# TASK STATEMENT
Copy out every line of the data that has the word "this" somewhere in it.

BEGIN

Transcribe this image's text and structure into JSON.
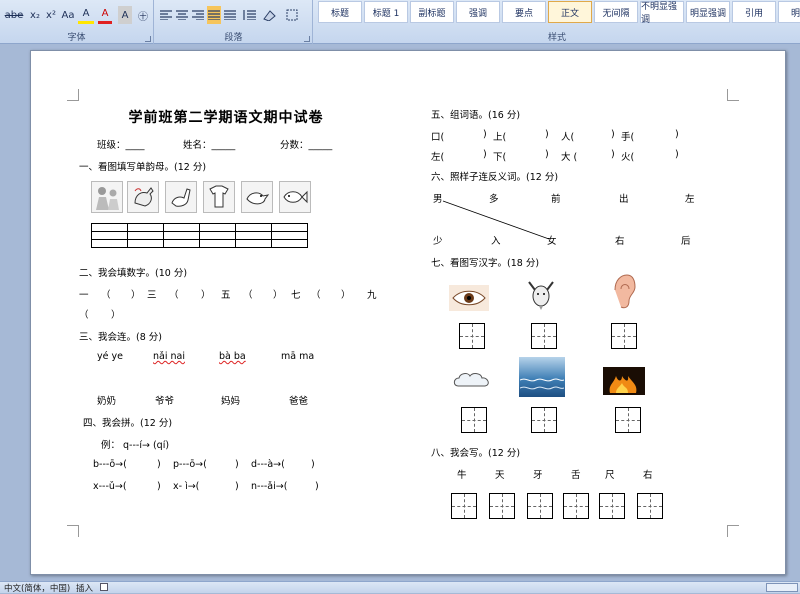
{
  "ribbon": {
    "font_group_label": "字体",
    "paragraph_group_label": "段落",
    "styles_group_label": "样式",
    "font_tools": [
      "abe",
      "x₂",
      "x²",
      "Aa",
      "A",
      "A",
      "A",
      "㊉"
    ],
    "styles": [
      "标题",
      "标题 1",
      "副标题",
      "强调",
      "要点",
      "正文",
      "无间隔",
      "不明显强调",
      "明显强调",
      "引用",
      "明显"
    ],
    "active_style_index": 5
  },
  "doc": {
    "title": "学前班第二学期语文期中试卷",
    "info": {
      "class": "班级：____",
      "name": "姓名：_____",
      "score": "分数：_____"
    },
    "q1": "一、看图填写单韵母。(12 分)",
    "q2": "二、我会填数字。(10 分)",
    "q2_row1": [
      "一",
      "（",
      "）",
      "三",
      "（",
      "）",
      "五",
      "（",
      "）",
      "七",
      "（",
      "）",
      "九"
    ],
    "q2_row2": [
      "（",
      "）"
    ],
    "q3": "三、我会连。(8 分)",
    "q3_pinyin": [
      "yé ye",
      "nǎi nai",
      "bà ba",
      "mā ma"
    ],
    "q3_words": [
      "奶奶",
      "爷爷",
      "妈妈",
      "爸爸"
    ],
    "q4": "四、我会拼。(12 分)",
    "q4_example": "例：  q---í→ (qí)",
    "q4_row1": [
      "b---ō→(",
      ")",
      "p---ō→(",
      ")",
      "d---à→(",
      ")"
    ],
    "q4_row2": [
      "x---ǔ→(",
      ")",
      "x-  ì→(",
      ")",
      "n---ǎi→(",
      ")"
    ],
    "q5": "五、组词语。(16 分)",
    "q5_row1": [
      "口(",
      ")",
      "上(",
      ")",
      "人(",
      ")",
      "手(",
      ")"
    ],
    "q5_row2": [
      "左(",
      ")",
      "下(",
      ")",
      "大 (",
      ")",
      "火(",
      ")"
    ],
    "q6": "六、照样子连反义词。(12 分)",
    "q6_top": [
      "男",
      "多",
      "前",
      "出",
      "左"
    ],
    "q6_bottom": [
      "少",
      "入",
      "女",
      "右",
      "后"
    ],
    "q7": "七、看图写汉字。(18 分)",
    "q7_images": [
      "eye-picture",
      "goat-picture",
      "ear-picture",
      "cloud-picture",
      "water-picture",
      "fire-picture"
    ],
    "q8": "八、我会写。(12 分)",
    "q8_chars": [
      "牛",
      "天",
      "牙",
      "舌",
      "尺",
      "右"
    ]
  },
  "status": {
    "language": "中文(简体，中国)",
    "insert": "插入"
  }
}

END
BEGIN

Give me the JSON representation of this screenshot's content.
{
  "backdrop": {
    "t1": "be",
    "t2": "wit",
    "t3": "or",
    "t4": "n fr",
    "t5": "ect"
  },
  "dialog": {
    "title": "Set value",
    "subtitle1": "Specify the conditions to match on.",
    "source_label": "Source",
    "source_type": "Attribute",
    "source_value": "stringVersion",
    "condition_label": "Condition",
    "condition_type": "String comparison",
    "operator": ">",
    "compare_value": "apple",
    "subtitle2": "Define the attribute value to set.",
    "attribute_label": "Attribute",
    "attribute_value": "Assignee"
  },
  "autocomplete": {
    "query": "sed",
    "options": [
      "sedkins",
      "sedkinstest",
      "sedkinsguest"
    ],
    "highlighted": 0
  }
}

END

# REPLY
Transcribe this image's text and structure into JSON.
Give me the JSON representation of this screenshot's content.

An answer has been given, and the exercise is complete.